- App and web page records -

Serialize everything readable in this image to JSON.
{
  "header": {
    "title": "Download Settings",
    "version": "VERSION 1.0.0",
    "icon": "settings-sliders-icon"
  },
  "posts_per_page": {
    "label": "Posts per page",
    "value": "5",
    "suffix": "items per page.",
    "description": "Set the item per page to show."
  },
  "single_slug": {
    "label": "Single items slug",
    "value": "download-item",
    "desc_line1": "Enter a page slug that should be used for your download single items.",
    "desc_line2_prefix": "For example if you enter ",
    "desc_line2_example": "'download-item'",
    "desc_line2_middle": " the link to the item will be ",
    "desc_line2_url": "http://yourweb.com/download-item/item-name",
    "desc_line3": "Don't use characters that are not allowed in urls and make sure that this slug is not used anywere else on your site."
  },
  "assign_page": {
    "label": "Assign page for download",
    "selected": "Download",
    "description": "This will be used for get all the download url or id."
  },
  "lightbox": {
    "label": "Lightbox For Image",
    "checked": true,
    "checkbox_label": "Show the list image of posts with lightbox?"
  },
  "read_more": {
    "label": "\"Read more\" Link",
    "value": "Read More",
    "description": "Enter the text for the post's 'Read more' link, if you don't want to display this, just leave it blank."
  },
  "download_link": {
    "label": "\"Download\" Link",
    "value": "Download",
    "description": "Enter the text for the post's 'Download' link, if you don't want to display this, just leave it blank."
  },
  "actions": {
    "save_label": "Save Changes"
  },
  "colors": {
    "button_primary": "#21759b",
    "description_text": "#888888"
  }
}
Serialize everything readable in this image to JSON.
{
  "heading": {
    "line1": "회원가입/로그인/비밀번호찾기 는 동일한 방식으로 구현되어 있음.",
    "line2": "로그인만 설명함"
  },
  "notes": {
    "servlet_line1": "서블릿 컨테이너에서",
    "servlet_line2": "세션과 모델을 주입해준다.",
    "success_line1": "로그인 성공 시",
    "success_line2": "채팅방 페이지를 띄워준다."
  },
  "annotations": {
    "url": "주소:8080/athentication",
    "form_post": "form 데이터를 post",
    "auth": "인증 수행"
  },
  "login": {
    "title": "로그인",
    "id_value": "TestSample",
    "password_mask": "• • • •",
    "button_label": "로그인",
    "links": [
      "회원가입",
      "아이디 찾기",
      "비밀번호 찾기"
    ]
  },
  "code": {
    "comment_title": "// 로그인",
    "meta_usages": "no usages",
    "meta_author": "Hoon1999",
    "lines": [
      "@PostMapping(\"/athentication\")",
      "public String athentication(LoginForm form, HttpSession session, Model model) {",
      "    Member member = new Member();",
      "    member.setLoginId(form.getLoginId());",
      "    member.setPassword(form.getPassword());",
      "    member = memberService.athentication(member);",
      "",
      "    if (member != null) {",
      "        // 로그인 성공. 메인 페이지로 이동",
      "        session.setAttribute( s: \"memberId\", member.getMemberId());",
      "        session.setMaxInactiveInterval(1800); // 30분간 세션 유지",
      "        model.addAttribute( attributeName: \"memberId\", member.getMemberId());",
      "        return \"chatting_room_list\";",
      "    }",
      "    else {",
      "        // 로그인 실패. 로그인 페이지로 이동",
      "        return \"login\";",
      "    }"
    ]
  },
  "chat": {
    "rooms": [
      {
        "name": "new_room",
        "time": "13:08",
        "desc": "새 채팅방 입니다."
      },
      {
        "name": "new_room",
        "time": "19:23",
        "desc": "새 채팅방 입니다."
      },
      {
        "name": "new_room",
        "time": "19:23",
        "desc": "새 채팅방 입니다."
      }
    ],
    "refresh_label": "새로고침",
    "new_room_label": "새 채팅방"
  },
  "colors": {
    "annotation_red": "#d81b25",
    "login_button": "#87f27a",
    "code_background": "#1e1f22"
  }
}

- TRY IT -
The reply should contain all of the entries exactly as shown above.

- WRITTEN ANSWER -
Serialize everything readable in this image to JSON.
{
  "header": {
    "title": "Download Settings",
    "version": "VERSION 1.0.0",
    "icon": "settings-sliders-icon"
  },
  "posts_per_page": {
    "label": "Posts per page",
    "value": "5",
    "suffix": "items per page.",
    "description": "Set the item per page to show."
  },
  "single_slug": {
    "label": "Single items slug",
    "value": "download-item",
    "desc_line1": "Enter a page slug that should be used for your download single items.",
    "desc_line2_prefix": "For example if you enter ",
    "desc_line2_example": "'download-item'",
    "desc_line2_middle": " the link to the item will be ",
    "desc_line2_url": "http://yourweb.com/download-item/item-name",
    "desc_line3": "Don't use characters that are not allowed in urls and make sure that this slug is not used anywere else on your site."
  },
  "assign_page": {
    "label": "Assign page for download",
    "selected": "Download",
    "description": "This will be used for get all the download url or id."
  },
  "lightbox": {
    "label": "Lightbox For Image",
    "checked": true,
    "checkbox_label": "Show the list image of posts with lightbox?"
  },
  "read_more": {
    "label": "\"Read more\" Link",
    "value": "Read More",
    "description": "Enter the text for the post's 'Read more' link, if you don't want to display this, just leave it blank."
  },
  "download_link": {
    "label": "\"Download\" Link",
    "value": "Download",
    "description": "Enter the text for the post's 'Download' link, if you don't want to display this, just leave it blank."
  },
  "actions": {
    "save_label": "Save Changes"
  },
  "colors": {
    "button_primary": "#21759b",
    "description_text": "#888888"
  }
}
Serialize everything readable in this image to JSON.
{
  "heading": {
    "line1": "회원가입/로그인/비밀번호찾기 는 동일한 방식으로 구현되어 있음.",
    "line2": "로그인만 설명함"
  },
  "notes": {
    "servlet_line1": "서블릿 컨테이너에서",
    "servlet_line2": "세션과 모델을 주입해준다.",
    "success_line1": "로그인 성공 시",
    "success_line2": "채팅방 페이지를 띄워준다."
  },
  "annotations": {
    "url": "주소:8080/athentication",
    "form_post": "form 데이터를 post",
    "auth": "인증 수행"
  },
  "login": {
    "title": "로그인",
    "id_value": "TestSample",
    "password_mask": "• • • •",
    "button_label": "로그인",
    "links": [
      "회원가입",
      "아이디 찾기",
      "비밀번호 찾기"
    ]
  },
  "code": {
    "comment_title": "// 로그인",
    "meta_usages": "no usages",
    "meta_author": "Hoon1999",
    "lines": [
      "@PostMapping(\"/athentication\")",
      "public String athentication(LoginForm form, HttpSession session, Model model) {",
      "    Member member = new Member();",
      "    member.setLoginId(form.getLoginId());",
      "    member.setPassword(form.getPassword());",
      "    member = memberService.athentication(member);",
      "",
      "    if (member != null) {",
      "        // 로그인 성공. 메인 페이지로 이동",
      "        session.setAttribute( s: \"memberId\", member.getMemberId());",
      "        session.setMaxInactiveInterval(1800); // 30분간 세션 유지",
      "        model.addAttribute( attributeName: \"memberId\", member.getMemberId());",
      "        return \"chatting_room_list\";",
      "    }",
      "    else {",
      "        // 로그인 실패. 로그인 페이지로 이동",
      "        return \"login\";",
      "    }"
    ]
  },
  "chat": {
    "rooms": [
      {
        "name": "new_room",
        "time": "13:08",
        "desc": "새 채팅방 입니다."
      },
      {
        "name": "new_room",
        "time": "19:23",
        "desc": "새 채팅방 입니다."
      },
      {
        "name": "new_room",
        "time": "19:23",
        "desc": "새 채팅방 입니다."
      }
    ],
    "refresh_label": "새로고침",
    "new_room_label": "새 채팅방"
  },
  "colors": {
    "annotation_red": "#d81b25",
    "login_button": "#87f27a",
    "code_background": "#1e1f22"
  }
}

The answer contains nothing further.